The second Law sounds odd to modern ears. This is Kepler trying to come to grips with the conservation of angular momentum – a Conservation Law that wasn’t yet formally appreciated. Nowadays one might write J = VR = constant and be done with it.
The way the first two laws are phrased is qualitative. They satisfy the definition given at the outset. But this phrasing conceals a quantitative basis. One can write the equation for an ellipse, and must for any practical application of the first law. One could write the second law dA/dt = constant or rephrase it in terms of angular momentum. So these do meet the higher standard expected in physical science of being quantitative.
The third law is straight-up quantitative. Even the written version is just a long-winded way of saying the equation. So Kepler’s Laws are not just a qualitative description inherited in an awkward form from ancient times. They do in fact quantify an important aspect of Nature.
What about modern examples? Are there Laws of Nature still to be discovered?
I have worked on rotation curves for over two decades now. For most of that time, it never occurred to me to ask this question. But I did have the experience of asking for telescope time to pursue how far out rotation curves remained flat. This was, I thought, an exciting topic, especially for low surface brightness galaxies, which seemed to extend much further out into their dark matter halos than bright spirals. Perhaps we’d see evidence for the edge of the halo, which must presumably come sometime.
TACs (Telescope Allocation Committees) did not share my enthusiasm. Already by the mid-90s it was so well established that rotation curves were flat that it was deemed pointless to pursue further. We had never seen any credible hint of a downturn in V(R), no matter how far out we chased it, so why look still harder? As one reviewer put it, “Is this project just going to produce another boring rotation curve?”
Implicit in this statement is that we had established a new law of nature:
The rotation curves of disk galaxies become approximately flat at large radii, a condition that persists indefinitely.
This is quantitative: V(R) ≈ constant for R → ∞. Two caveats: (1) I do mean approximately – the slope dV/dR of the outer parts of rotation curves is not exactly zero point zero zero zero. (2) We of course do not trace rotation curves to infinity, which is why I say indefinitely. (Does anyone know a mathematical symbol for that?)
Note that it is not adequate to simply say that the rotation curves of galaxies are non-Keplerian (V ∼ 1/√R). They really do stay pretty nearly flat for a very long ways.
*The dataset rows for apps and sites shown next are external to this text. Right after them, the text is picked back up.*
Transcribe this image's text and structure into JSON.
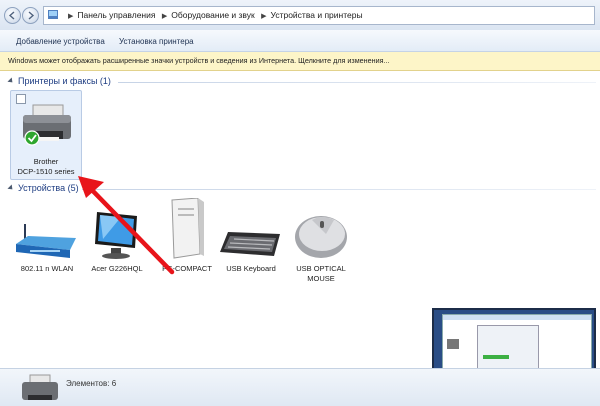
{
  "breadcrumbs": [
    "Панель управления",
    "Оборудование и звук",
    "Устройства и принтеры"
  ],
  "toolbar": {
    "add_device": "Добавление устройства",
    "add_printer": "Установка принтера"
  },
  "infobar": {
    "text": "Windows может отображать расширенные значки устройств и сведения из Интернета.  Щелкните для изменения..."
  },
  "printers_group": {
    "title": "Принтеры и факсы (1)",
    "items": [
      {
        "line1": "Brother",
        "line2": "DCP-1510 series",
        "icon": "printer-icon",
        "status": "default-printer"
      }
    ]
  },
  "devices_group": {
    "title": "Устройства (5)",
    "items": [
      {
        "label": "802.11 n WLAN",
        "icon": "router-icon"
      },
      {
        "label": "Acer G226HQL",
        "icon": "monitor-icon"
      },
      {
        "label": "PC-COMPACT",
        "icon": "computer-icon"
      },
      {
        "label": "USB Keyboard",
        "icon": "keyboard-icon"
      },
      {
        "label_line1": "USB OPTICAL",
        "label_line2": "MOUSE",
        "icon": "mouse-icon"
      }
    ]
  },
  "status": {
    "text": "Элементов: 6"
  },
  "colors": {
    "annotation_arrow": "#e8141a",
    "selection": "#e6effb",
    "link": "#1e3d82"
  }
}
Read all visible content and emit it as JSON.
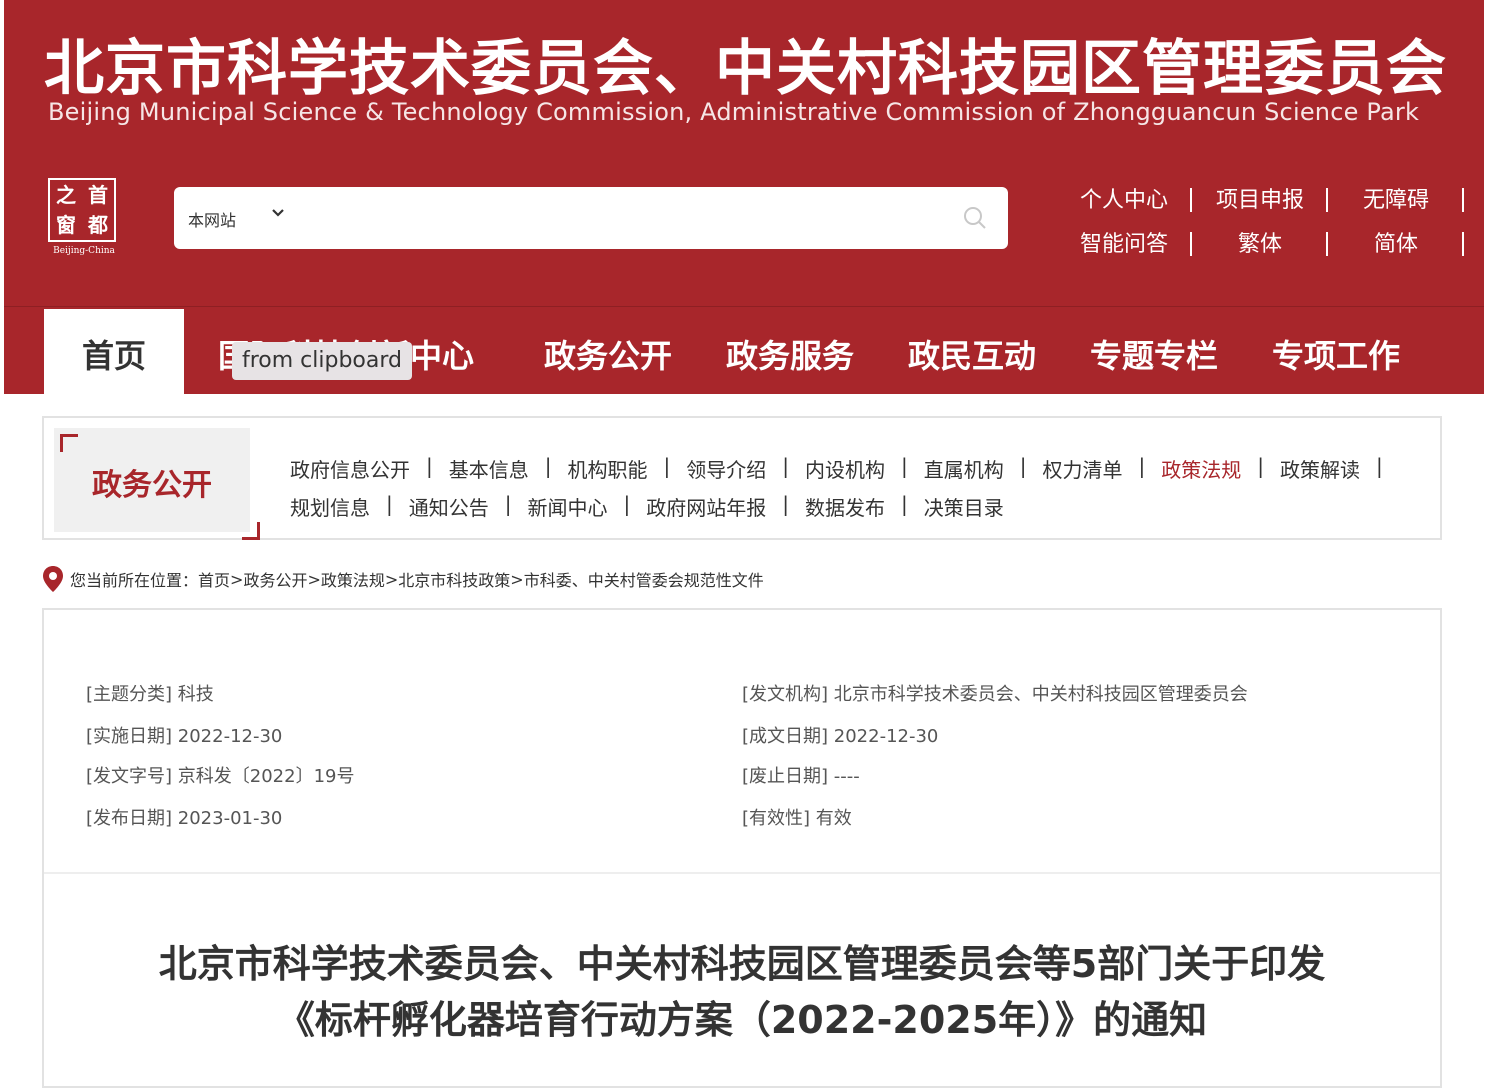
{
  "header": {
    "title_cn": "北京市科学技术委员会、中关村科技园区管理委员会",
    "title_en": "Beijing Municipal Science & Technology Commission, Administrative Commission of Zhongguancun Science Park",
    "logo": {
      "chars": [
        "之",
        "首",
        "窗",
        "都"
      ],
      "caption": "Beijing-China"
    },
    "search": {
      "scope": "本网站",
      "placeholder": ""
    },
    "links_row1": [
      "个人中心",
      "项目申报",
      "无障碍"
    ],
    "links_row2": [
      "智能问答",
      "繁体",
      "简体"
    ]
  },
  "nav": {
    "home": "首页",
    "items": [
      "国际科技创新中心",
      "政务公开",
      "政务服务",
      "政民互动",
      "专题专栏",
      "专项工作"
    ]
  },
  "tooltip": "from clipboard",
  "submenu": {
    "label": "政务公开",
    "row1": [
      "政府信息公开",
      "基本信息",
      "机构职能",
      "领导介绍",
      "内设机构",
      "直属机构",
      "权力清单",
      "政策法规",
      "政策解读"
    ],
    "row2": [
      "规划信息",
      "通知公告",
      "新闻中心",
      "政府网站年报",
      "数据发布",
      "决策目录"
    ],
    "active": "政策法规"
  },
  "breadcrumb": {
    "prefix": "您当前所在位置：",
    "items": [
      "首页",
      "政务公开",
      "政策法规",
      "北京市科技政策",
      "市科委、中关村管委会规范性文件"
    ],
    "sep": ">"
  },
  "meta": {
    "left": [
      "[主题分类] 科技",
      "[实施日期] 2022-12-30",
      "[发文字号] 京科发〔2022〕19号",
      "[发布日期] 2023-01-30"
    ],
    "right": [
      "[发文机构] 北京市科学技术委员会、中关村科技园区管理委员会",
      "[成文日期] 2022-12-30",
      "[废止日期] ----",
      "[有效性] 有效"
    ]
  },
  "document": {
    "title_line1": "北京市科学技术委员会、中关村科技园区管理委员会等5部门关于印发",
    "title_line2": "《标杆孵化器培育行动方案（2022-2025年）》的通知"
  },
  "colors": {
    "brand": "#a8262b",
    "border": "#e2e2e2"
  }
}
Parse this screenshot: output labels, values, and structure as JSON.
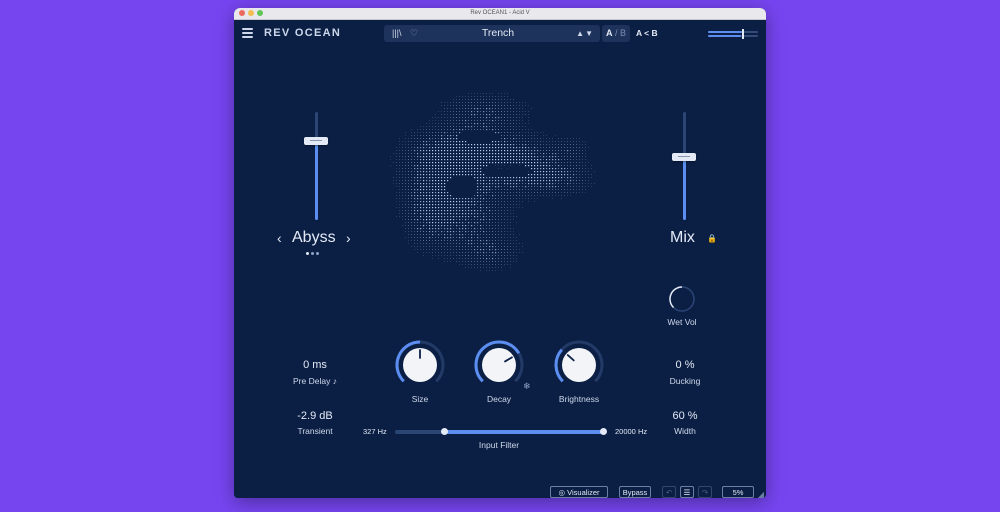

In SPARC we see that the outer rotation velocity remains constant to within 5% in almost all cases.
Never mind whether we interpret flat rotation curves to mean that there is dark matter or modified gravity or whatever other hypothesis we care to imagine. It had become conventional to refer to the asymptotic rotation velocity as V∞ well before I entered the field. So, as a matter of practice, we have already agreed that this is a natural law. We just haven’t paused to recognize it as such – largely because we no longer think in those terms.
Flat rotation curves have many parents. Mort Roberts was one of the first to point them out. People weren’t ready to hear it – or at least, to appreciate their importance. Vera Rubin was also early, and importantly, persistent. Flat rotation curves are widely known in large part to her efforts. Also important to the establishment of flat rotation curves was the radio work of Albert Bosma. He showed that flatness persisted indefinitely, which was essential to overcoming objections to optical-only data not clearly showing a discrepancy (see the comments of Kalnajs at IAU 100 (1983) and how they were received.)
And that, my friends, is why Vera Rubin and Albert Bosma deserve a Nobel prize. It isn’t that they “just” discovered dark matter. They identified a new Law of Nature.